Well, I’ve been posting regularly here for nearly a week now, and rather than break the streak, I thought I’d at least cross-post an article from last month in Science Daily about Leatherback turtles. I’m still stuck on that book review. Maybe tomorrow… For more on the turtle race, visit National Geo’s website about the race. Of course, the race is no longer live; it finished earlier this month.
With Fidel Castro’s health in serious decline the last few years, the media here in south Florida are waiting with bated breath to hear of the long-reigning leader of the island nation, and its communist government, to expire. Waves of human and animal exodus from the island have marked Florida, though. I discovered one in my garden this morning.
If you’re like me, you might never have really wondered why the word herptile was invented. After all, “Reptiles and Amphibians” is easy enough to say. And besides, “reptiles” aren’t such a simple class, anyway: lots of reptiles have no business being included in the class Reptilia. Until recently, though, no one like me has really had to care about this, because until recently there hasn’t been anything like the slew of high-quality books about the herpetofauna of North America, and particularly of the Southeast, where I live, that has recently hit the market.
It was a dry winter here in subtropical Florida, with quite a bit less rain than normal since November.
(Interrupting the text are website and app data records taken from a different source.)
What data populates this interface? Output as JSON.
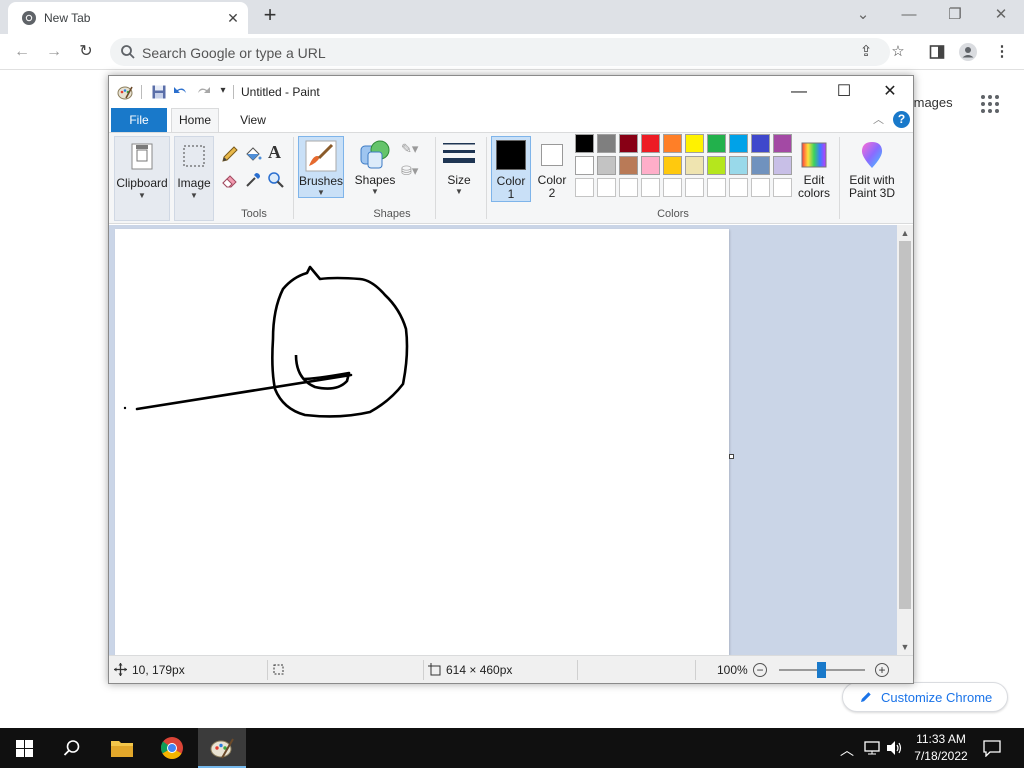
{
  "chrome": {
    "tab_title": "New Tab",
    "tab_close": "✕",
    "new_tab": "+",
    "omnibox_placeholder": "Search Google or type a URL",
    "ntp_images": "Images",
    "customize_label": "Customize Chrome"
  },
  "paint": {
    "window_title": "Untitled - Paint",
    "tabs": {
      "file": "File",
      "home": "Home",
      "view": "View"
    },
    "help": "?",
    "ribbon": {
      "clipboard": "Clipboard",
      "image": "Image",
      "tools_group": "Tools",
      "brushes": "Brushes",
      "shapes": "Shapes",
      "shapes_group": "Shapes",
      "size": "Size",
      "color1_line1": "Color",
      "color1_line2": "1",
      "color2_line1": "Color",
      "color2_line2": "2",
      "edit_colors_line1": "Edit",
      "edit_colors_line2": "colors",
      "paint3d_line1": "Edit with",
      "paint3d_line2": "Paint 3D",
      "colors_group": "Colors"
    },
    "palette_row1": [
      "#000000",
      "#7f7f7f",
      "#880015",
      "#ed1c24",
      "#ff7f27",
      "#fff200",
      "#22b14c",
      "#00a2e8",
      "#3f48cc",
      "#a349a4"
    ],
    "palette_row2": [
      "#ffffff",
      "#c3c3c3",
      "#b97a57",
      "#ffaec9",
      "#ffc90e",
      "#efe4b0",
      "#b5e61d",
      "#99d9ea",
      "#7092be",
      "#c8bfe7"
    ],
    "color1": "#000000",
    "color2": "#ffffff",
    "status": {
      "cursor_pos": "10, 179px",
      "image_size": "614 × 460px",
      "zoom": "100%"
    },
    "zoom_level_percent": 100
  },
  "taskbar": {
    "time": "11:33 AM",
    "date": "7/18/2022"
  }
}
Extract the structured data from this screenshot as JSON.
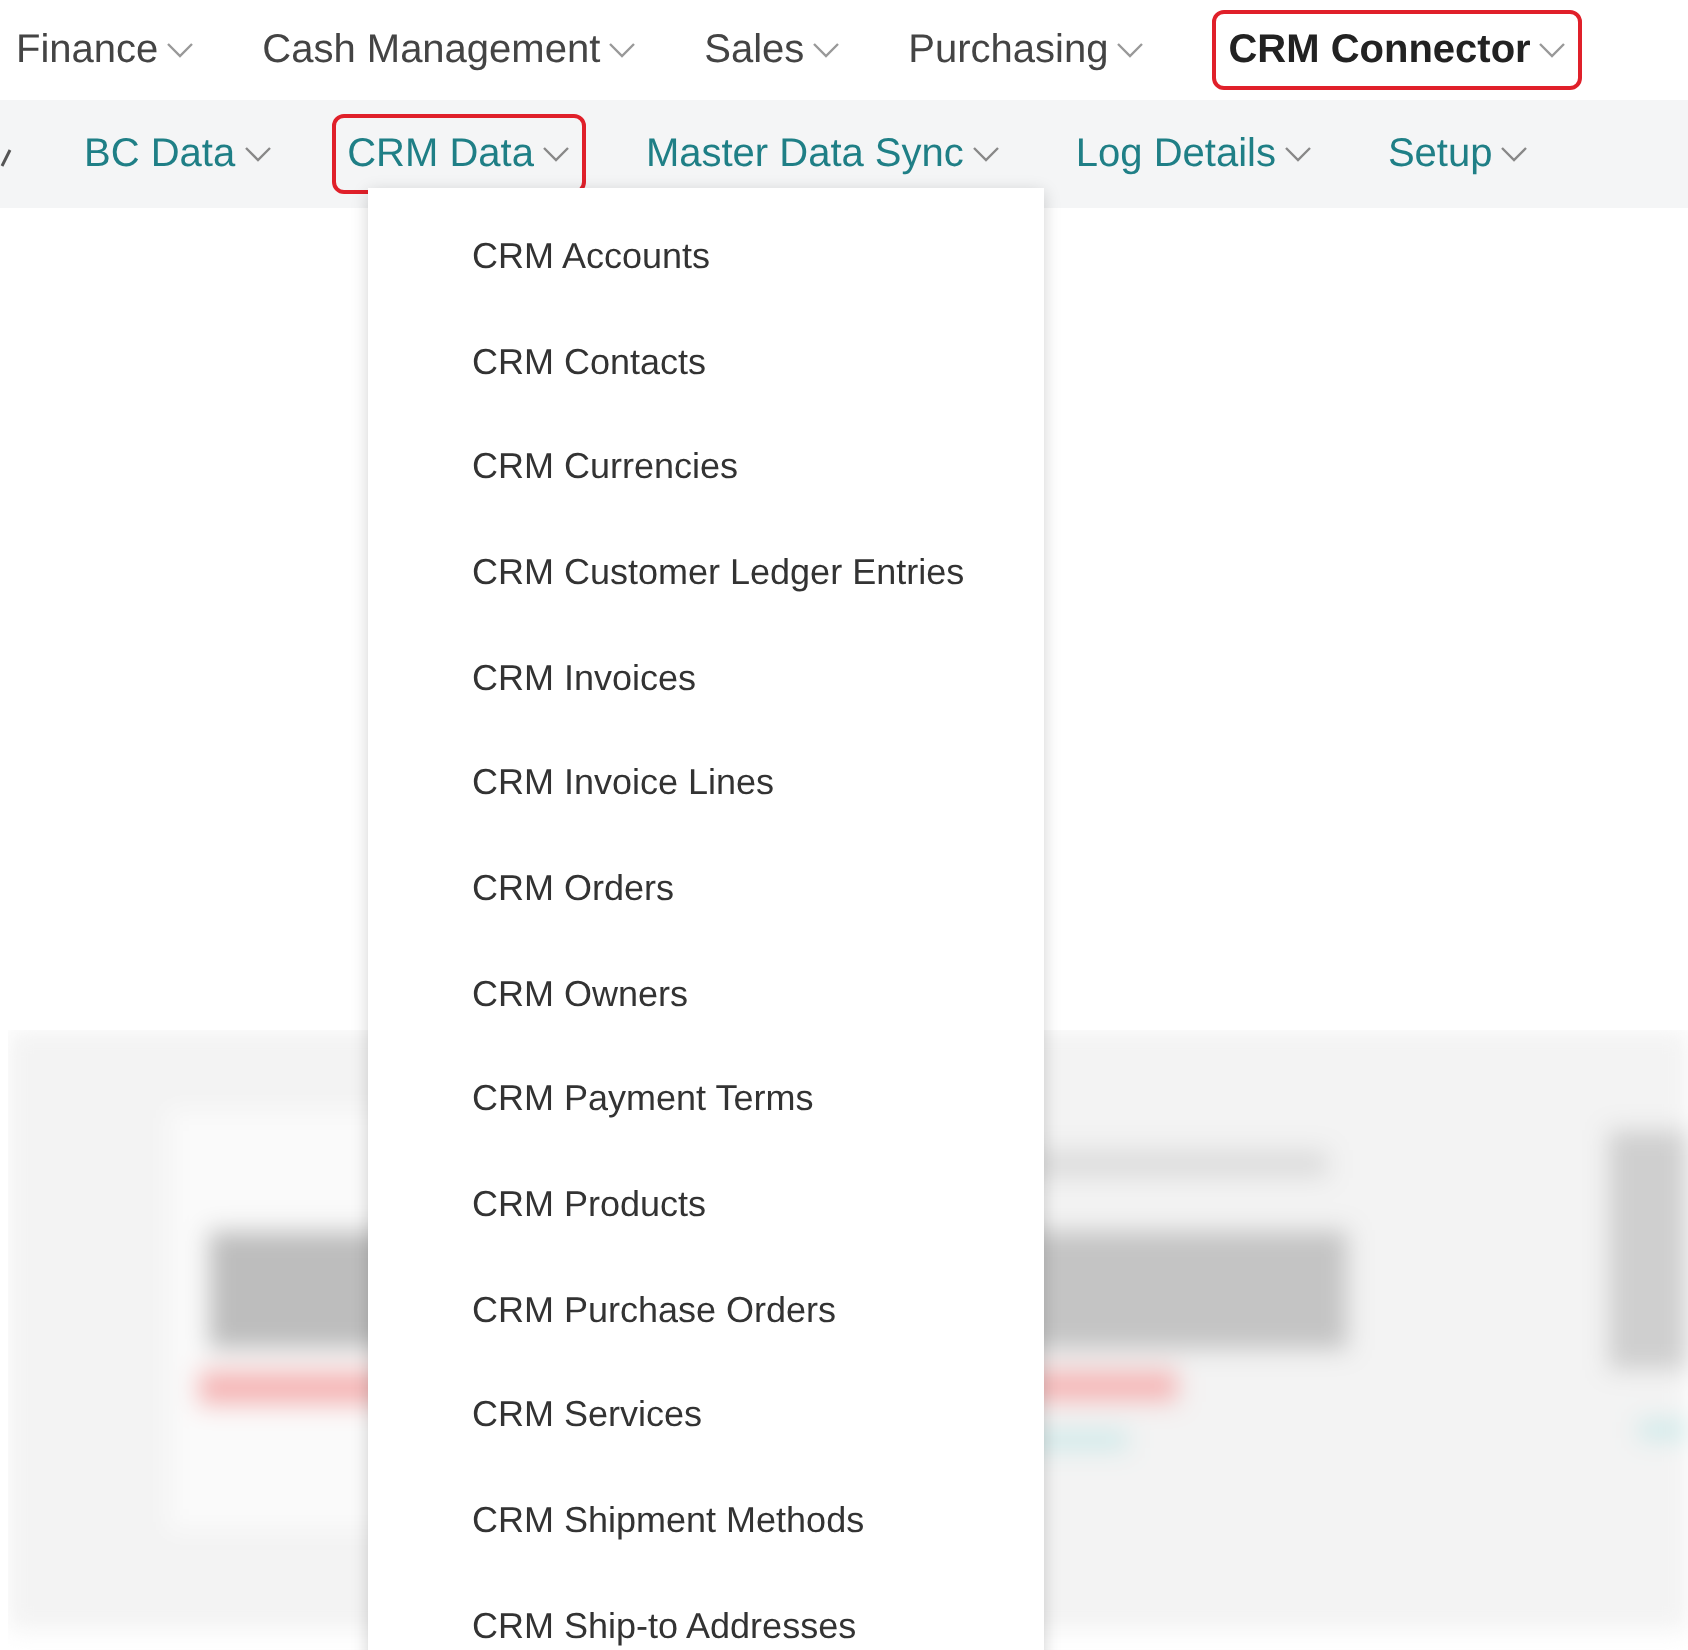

The temperatures haven’t been too unbearable, but the weekend before Easter brought a taste of summer: mid-80s, humid, and plenty of sun. That weekend also happened to be one of the few that I had time to get my hands a little bit dirty in the garden. So, there I was, weeding the cocoplum/palm/oak islands in the front yard. And then, when I couldn’t take it any longer and moved over to a shady corner of the house, I discovered […]